As we begin to move toward October and the celebration of our 40 years in business, we plan to have conversations with several of our team leaders. Today, we’re meeting with Kevin Brookshire, our longest tenured teammate, currently. Kevin joined the company in 1994 and will celebrate his 28th anniversary with us in November.
Kevin’s official title is Programmer. He works with temperature controls and building automation. In his day-to-day work he develops applications that control equipment provided by engineering community. Basically, the customer tells him what they want it to do, he makes it happen. This kind of custom programming makes it easy for a building manager to monitor thee facility. He’s as comfortable testing operations as he is meeting with customers.

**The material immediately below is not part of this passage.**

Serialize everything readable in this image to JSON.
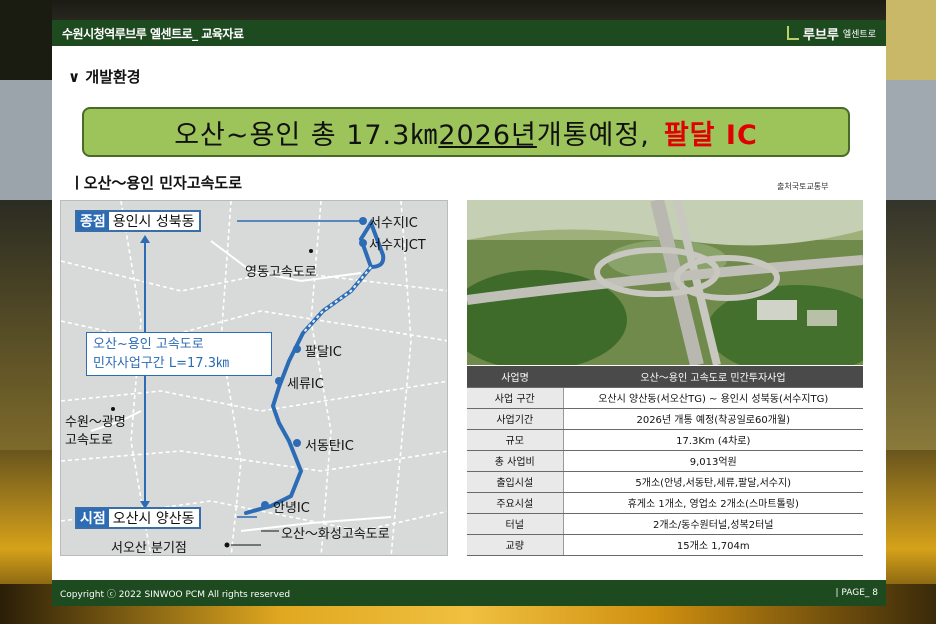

I asked Kevin about some of the changes he’s seen through the years at ECT. Below are his top answers:
This is the second set of owners of ECT Services.
He has done almost every job there is in the industry. When he started in 1994, he was pulling wire on an installation crew.

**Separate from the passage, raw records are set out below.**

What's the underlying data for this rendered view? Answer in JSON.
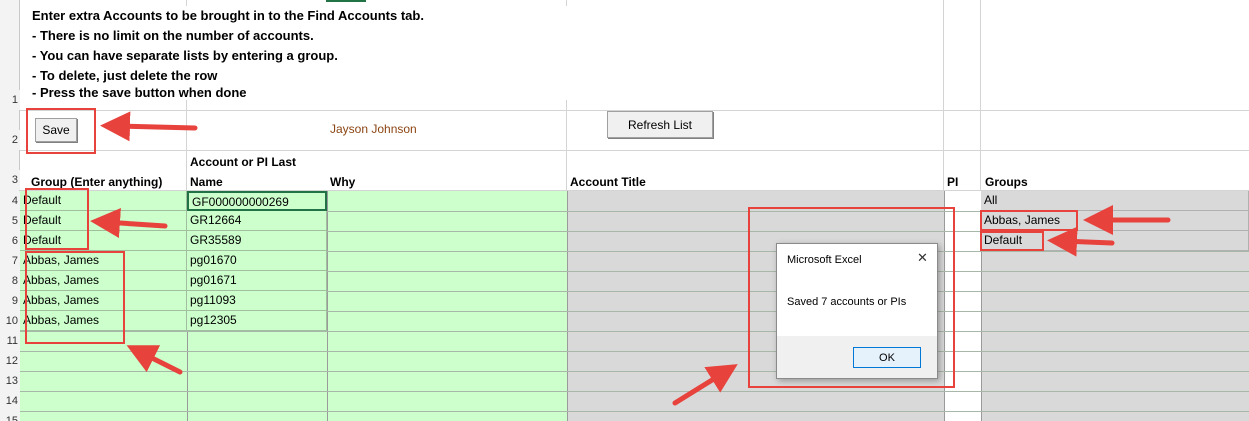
{
  "instructions": [
    "Enter extra Accounts to be brought in to the Find Accounts tab.",
    "- There is no limit on the number of accounts.",
    "- You can have separate lists by entering a group.",
    "- To delete, just delete the row",
    "- Press the save button when done"
  ],
  "buttons": {
    "save": "Save",
    "refresh": "Refresh List"
  },
  "user_name": "Jayson Johnson",
  "headers": {
    "group": "Group (Enter anything)",
    "account_line1": "Account or PI Last",
    "account_line2": "Name",
    "why": "Why",
    "title": "Account Title",
    "pi": "PI",
    "groups": "Groups"
  },
  "row_numbers": [
    "1",
    "2",
    "3",
    "4",
    "5",
    "6",
    "7",
    "8",
    "9",
    "10",
    "11",
    "12",
    "13",
    "14",
    "15"
  ],
  "rows": [
    {
      "group": "Default",
      "account": "GF000000000269"
    },
    {
      "group": "Default",
      "account": "GR12664"
    },
    {
      "group": "Default",
      "account": "GR35589"
    },
    {
      "group": "Abbas, James",
      "account": "pg01670"
    },
    {
      "group": "Abbas, James",
      "account": "pg01671"
    },
    {
      "group": "Abbas, James",
      "account": "pg11093"
    },
    {
      "group": "Abbas, James",
      "account": "pg12305"
    }
  ],
  "groups_list": [
    "All",
    "Abbas, James",
    "Default"
  ],
  "dialog": {
    "title": "Microsoft Excel",
    "close": "✕",
    "message": "Saved 7 accounts or PIs",
    "ok": "OK"
  },
  "colors": {
    "green": "#ccffcc",
    "gray": "#d9d9d9",
    "annotation_red": "#e8423c",
    "name_text": "#8b4513"
  }
}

He’s seen everything go web-based. Today, customers check systems through a phone/tablet. Technology has gotten more advanced in very quick succession, as it has everywhere. Having remote access makes it easy to monitor for equipment failures. The challenge of this, of course, is always learning new things. In addition, he’s seen changes in security – especially as related to the security of IT infrastructure. “Everything in the world impacts security of products. Complications of network security is a real thing,” he said. The boom of internet has impacted the industry and with everything changing so quickly, this can affect security. Many of his customers want things hard-wired and not web-based… so he’s able to work both ways.
One of the biggest things he looks back on at this anniversary is all of the many personalities he’s known through the years. So many have retired from the industry and as with a lot of related industries, looking for young talent and getting them to stay is a challenge. Today, we need to entice younger people to want to join the construction industry. “There’s a lot of good talent out there,” he said.

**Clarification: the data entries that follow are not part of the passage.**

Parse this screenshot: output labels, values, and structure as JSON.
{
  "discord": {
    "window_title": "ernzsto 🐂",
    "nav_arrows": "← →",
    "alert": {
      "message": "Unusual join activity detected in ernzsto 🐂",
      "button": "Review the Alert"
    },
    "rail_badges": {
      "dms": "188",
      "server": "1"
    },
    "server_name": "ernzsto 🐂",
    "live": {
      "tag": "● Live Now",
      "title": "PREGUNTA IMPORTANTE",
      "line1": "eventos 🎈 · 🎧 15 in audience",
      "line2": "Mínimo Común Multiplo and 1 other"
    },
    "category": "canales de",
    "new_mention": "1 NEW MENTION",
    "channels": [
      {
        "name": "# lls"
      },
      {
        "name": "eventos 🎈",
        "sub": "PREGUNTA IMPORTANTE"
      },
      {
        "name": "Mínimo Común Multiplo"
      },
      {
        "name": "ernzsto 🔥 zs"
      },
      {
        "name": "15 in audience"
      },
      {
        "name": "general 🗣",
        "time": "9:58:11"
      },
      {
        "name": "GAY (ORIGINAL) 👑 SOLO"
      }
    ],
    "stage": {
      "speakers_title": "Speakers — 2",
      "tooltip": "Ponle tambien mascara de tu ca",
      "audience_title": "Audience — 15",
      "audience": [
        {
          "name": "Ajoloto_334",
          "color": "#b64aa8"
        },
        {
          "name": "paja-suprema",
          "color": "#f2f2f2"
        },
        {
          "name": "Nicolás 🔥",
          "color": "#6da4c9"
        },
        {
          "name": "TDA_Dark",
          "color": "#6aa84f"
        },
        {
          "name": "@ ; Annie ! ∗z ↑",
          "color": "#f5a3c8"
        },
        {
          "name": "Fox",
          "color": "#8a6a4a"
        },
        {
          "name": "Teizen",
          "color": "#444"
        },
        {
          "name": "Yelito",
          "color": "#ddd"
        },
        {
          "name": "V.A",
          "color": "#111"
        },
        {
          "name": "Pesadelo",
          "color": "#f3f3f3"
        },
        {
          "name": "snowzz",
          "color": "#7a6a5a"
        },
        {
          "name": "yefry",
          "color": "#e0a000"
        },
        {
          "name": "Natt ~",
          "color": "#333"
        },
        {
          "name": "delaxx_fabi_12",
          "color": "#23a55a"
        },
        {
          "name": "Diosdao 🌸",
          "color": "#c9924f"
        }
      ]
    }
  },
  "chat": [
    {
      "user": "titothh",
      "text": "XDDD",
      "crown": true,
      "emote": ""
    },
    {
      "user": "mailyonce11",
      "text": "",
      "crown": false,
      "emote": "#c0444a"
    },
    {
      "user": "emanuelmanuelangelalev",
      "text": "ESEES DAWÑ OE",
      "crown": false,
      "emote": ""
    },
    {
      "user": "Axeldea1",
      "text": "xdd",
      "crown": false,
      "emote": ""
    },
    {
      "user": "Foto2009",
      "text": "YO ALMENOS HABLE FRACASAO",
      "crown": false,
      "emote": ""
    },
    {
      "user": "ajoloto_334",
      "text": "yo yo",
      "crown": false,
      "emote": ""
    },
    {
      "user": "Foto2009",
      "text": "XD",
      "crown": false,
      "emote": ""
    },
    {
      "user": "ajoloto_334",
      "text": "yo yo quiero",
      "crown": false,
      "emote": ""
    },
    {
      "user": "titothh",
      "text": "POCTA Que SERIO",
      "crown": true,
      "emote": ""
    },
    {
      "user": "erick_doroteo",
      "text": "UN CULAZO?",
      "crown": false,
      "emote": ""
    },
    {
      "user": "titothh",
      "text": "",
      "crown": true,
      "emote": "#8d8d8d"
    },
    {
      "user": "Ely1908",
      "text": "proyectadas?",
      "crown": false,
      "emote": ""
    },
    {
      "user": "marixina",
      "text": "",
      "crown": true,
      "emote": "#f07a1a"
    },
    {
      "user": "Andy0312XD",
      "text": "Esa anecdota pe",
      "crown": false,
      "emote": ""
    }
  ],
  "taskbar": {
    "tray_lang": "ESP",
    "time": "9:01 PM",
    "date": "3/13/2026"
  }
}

“A career is something different than a job,” Kevin said. Being a part of ECT has been a major part of his life. “I’ve had a child and a grandchild all while sitting at the same desk.” What started as a job for Kevin nearly 28 years ago certainly bloomed into a full-fledged career, and more.